I need each line of the entries below that includes the string "fashion".

• Excerpted records
----------

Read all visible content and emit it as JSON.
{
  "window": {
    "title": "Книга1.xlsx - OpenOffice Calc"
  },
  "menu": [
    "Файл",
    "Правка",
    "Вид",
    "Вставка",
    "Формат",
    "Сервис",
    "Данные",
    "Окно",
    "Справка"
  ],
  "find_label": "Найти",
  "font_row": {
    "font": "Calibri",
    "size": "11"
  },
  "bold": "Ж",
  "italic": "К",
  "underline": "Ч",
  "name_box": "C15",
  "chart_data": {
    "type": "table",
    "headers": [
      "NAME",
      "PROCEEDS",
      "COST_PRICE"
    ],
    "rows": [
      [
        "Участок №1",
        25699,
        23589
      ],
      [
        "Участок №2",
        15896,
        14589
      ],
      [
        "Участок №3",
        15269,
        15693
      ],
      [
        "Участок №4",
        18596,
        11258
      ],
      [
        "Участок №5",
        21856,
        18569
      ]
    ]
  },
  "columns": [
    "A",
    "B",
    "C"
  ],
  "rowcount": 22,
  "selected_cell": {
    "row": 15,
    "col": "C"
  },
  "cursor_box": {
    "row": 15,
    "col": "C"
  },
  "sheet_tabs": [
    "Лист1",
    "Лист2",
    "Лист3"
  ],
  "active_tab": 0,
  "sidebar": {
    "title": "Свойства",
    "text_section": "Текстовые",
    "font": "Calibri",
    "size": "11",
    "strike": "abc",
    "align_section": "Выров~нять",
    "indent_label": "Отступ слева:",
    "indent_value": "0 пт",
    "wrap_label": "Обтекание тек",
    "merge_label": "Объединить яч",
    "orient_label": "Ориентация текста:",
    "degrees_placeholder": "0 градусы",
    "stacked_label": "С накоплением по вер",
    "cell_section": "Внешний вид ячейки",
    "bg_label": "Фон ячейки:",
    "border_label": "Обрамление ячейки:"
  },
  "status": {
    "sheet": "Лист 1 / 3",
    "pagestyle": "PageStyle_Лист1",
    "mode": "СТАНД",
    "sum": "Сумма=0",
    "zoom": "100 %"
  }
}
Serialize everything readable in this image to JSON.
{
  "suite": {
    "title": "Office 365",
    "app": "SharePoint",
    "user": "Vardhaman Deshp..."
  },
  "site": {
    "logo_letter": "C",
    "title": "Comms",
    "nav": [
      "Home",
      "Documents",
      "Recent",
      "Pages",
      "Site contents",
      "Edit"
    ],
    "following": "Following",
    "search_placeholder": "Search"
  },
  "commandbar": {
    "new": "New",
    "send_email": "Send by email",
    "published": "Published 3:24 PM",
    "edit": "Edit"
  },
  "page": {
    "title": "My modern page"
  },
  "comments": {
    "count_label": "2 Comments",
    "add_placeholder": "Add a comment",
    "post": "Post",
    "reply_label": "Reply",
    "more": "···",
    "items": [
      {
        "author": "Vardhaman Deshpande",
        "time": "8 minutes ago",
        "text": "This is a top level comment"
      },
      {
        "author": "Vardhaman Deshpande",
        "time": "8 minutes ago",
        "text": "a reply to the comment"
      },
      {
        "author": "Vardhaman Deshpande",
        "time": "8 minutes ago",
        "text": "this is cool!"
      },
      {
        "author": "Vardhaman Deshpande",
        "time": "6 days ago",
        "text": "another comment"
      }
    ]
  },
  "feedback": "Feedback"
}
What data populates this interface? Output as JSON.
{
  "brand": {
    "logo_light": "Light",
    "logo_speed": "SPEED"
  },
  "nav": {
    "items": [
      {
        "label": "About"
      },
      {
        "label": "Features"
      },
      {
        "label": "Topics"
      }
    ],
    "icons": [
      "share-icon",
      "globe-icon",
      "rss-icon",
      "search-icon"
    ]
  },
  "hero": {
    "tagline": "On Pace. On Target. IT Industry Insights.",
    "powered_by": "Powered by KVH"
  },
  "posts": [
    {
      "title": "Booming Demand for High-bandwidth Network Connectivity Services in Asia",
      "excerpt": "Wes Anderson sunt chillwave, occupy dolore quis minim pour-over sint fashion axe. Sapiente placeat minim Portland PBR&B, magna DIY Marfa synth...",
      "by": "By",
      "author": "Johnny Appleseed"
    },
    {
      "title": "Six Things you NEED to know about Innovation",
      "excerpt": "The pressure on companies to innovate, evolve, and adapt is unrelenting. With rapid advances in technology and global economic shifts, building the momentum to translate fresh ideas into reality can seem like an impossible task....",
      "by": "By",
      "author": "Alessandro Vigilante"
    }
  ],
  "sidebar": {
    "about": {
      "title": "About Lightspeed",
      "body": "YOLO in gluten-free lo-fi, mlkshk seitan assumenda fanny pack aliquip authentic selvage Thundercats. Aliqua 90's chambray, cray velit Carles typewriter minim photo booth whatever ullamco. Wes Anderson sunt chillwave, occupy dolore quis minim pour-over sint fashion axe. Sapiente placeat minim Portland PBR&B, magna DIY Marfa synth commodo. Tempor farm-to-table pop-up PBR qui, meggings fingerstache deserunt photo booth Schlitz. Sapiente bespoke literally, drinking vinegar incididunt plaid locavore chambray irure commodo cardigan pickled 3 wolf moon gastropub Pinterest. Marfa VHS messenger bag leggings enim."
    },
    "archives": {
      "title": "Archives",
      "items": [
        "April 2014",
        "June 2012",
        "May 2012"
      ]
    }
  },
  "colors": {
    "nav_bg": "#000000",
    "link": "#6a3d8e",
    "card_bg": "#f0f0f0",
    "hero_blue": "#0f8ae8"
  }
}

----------

• Output of the task
      "excerpt": "Wes Anderson sunt chillwave, occupy dolore quis minim pour-over sint fashion axe. Sapiente placeat minim Portland PBR&B, magna DIY Marfa synth...",
      "body": "YOLO in gluten-free lo-fi, mlkshk seitan assumenda fanny pack aliquip authentic selvage Thundercats. Aliqua 90's chambray, cray velit Carles typewriter minim photo booth whatever ullamco. Wes Anderson sunt chillwave, occupy dolore quis minim pour-over sint fashion axe. Sapiente placeat minim Portland PBR&B, magna DIY Marfa synth commodo. Tempor farm-to-table pop-up PBR qui, meggings fingerstache deserunt photo booth Schlitz. Sapiente bespoke literally, drinking vinegar incididunt plaid locavore chambray irure commodo cardigan pickled 3 wolf moon gastropub Pinterest. Marfa VHS messenger bag leggings enim."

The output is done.